by Esther Vivas
Today humanity produces three times what was produced in the 1960s, while the population has only doubled. There is no production crisis in agriculture, but the impossibility of accessing food by large populations who cannot pay current prices. The solution cannot be more free trade.
The high level summit of the Food and Agriculture Organization (FAO) of the United Nations held in Rome on Food Security ended on June 5th. The conclusions of the gathering do not indicate a change in the policy trends which have been in force these last years and which have led to the current situation. The declarations of good intentions made by various governments and the promises of millions of euros to end hunger in the world are not capable of ending the structural causes that have generated this crisis. On the contrary, the proposals made by the general secretary of the UN, Ban Ki-Moon, to increase food production by 50% and to eliminate the export limits imposed by some of the countries affected, only reinforce the root causes of this crisis rather than addressing and guaranteeing the food security of the majority of the people in the global South. Continue reading
Rich nations may not have caused the food crisis, but their policies add to the suffering of the poor and starving
Strange things are happening in Rome. The head of the World Bank Robert Zoellick is here talking about the importance of helping small farmers in developing countries (forgetting to mention that his organisation has helped to put a lot of them out of business over the last 20 years) and the world’s leaders and media are suddenly fascinated by the UN Food and Agriculture Organisation (FAO).
It’s impossible to get a seat in the press room. Frustrated people tap grumpily on BlackBerrys while overwhelmed FAO staff attempt to fix the only photocopier. The last time they had a summit like this no one noticed or cared. This time the eyes of the world are on those gathered across the road from the ruins of ancient Rome.
There’s a food crisis and everybody’s trying to figure out what to do about it. Continue reading
This is the first part of a three-part series of articles found here on the world food crisis.
By Alex Lantier
As the June 3-5 Conference on World Food Security of the United Nations’ Food and Agriculture Organization (FAO) began in Rome, FAO Director Jacques Diouf said of the explosion of food prices: “It is touching every country in the world. We have not only seen riots and people dying, but also a government toppled [in Haiti], and we know that many countries…could tilt to one way or the other depending on the discontent or satisfaction of their population.”

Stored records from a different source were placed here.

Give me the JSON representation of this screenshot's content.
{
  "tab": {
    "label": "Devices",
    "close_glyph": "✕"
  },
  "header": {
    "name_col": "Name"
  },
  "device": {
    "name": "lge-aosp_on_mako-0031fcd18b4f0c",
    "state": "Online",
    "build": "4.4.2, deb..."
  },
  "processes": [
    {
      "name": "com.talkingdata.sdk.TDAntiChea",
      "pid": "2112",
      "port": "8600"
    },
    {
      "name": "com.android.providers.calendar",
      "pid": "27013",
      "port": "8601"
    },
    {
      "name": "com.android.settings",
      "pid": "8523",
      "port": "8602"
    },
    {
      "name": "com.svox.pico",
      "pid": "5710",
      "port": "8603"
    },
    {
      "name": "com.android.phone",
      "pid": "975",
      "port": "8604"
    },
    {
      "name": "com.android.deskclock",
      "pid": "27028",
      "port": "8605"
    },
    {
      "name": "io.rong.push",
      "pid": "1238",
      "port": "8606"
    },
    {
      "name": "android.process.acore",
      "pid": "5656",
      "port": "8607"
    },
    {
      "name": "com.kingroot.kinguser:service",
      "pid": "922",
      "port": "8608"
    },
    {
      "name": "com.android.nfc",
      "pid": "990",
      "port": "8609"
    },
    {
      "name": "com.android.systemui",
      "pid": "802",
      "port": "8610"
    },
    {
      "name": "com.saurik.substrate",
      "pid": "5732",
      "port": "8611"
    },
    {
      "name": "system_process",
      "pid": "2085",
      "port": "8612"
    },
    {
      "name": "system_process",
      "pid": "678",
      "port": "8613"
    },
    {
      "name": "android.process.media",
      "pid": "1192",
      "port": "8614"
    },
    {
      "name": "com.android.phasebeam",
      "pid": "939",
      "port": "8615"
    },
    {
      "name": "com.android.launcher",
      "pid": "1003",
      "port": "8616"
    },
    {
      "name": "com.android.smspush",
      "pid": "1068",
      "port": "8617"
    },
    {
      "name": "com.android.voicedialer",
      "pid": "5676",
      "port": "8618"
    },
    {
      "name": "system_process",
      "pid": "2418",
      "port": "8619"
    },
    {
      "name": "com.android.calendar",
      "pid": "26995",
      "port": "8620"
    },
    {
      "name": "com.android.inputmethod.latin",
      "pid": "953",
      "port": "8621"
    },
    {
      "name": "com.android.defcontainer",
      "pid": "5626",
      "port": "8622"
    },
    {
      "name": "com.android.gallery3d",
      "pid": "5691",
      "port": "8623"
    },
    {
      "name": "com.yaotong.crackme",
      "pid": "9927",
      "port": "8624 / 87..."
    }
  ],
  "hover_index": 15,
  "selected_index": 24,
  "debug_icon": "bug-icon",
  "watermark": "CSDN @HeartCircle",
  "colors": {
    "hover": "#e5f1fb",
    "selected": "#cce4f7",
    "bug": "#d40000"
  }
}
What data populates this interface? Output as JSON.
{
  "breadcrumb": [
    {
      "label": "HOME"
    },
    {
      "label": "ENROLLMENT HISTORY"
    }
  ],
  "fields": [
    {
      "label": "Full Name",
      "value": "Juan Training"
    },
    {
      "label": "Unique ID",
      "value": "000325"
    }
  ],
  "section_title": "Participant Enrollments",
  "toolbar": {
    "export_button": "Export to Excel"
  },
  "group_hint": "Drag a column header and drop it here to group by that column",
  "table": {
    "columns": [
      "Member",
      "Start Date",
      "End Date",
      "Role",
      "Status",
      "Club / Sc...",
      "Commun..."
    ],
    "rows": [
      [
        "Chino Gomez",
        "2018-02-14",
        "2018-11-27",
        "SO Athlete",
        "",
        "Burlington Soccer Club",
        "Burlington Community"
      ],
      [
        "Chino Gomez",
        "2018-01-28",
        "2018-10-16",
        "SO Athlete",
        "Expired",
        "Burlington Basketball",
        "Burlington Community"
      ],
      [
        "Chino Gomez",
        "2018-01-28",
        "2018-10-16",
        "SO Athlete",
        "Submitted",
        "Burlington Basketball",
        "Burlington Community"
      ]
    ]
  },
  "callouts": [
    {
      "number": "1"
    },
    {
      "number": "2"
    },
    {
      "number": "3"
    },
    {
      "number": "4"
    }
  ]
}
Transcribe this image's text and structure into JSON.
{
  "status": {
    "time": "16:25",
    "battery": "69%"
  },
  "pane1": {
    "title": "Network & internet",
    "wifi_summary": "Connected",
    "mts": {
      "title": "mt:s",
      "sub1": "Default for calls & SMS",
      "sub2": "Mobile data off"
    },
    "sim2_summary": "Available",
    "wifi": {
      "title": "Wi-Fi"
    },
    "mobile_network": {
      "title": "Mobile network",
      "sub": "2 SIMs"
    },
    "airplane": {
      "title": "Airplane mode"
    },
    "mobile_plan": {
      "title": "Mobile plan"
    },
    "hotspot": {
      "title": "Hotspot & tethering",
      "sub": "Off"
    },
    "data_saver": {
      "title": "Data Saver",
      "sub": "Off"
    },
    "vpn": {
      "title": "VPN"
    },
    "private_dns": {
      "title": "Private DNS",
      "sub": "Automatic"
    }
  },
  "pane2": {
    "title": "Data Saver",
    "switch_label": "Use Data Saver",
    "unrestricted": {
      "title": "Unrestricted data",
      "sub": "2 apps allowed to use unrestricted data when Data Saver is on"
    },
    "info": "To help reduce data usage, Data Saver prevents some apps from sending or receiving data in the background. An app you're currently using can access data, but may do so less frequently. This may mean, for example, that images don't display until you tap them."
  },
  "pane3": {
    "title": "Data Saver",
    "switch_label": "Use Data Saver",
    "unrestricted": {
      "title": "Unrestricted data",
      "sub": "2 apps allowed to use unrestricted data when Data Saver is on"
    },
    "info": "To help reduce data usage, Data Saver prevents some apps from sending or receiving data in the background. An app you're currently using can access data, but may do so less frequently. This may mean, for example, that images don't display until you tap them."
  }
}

With these words, Diouf expressed the growing concern of governments and ruling elites internationally over the potentially revolutionary implications of the upward spiral of prices for basic food staples, which has already sparked a social and economic crisis of global dimensions. In recent months, strikes and demonstrations against rising food prices have occurred in many parts of the world. These initial struggles have exposed the contradiction between the elementary demand of the world’s masses for affordable food and the workings of the capitalist market.
Diouf called for donations of US$30 billion to be invested in world agriculture. Even were this sum to be allocated, it would not begin to address the sources of the current crisis, which lie in economic and political processes of privatization and price speculation that have unfolded over the past three decades and are bound up with the globalization of capitalist agriculture. Continue reading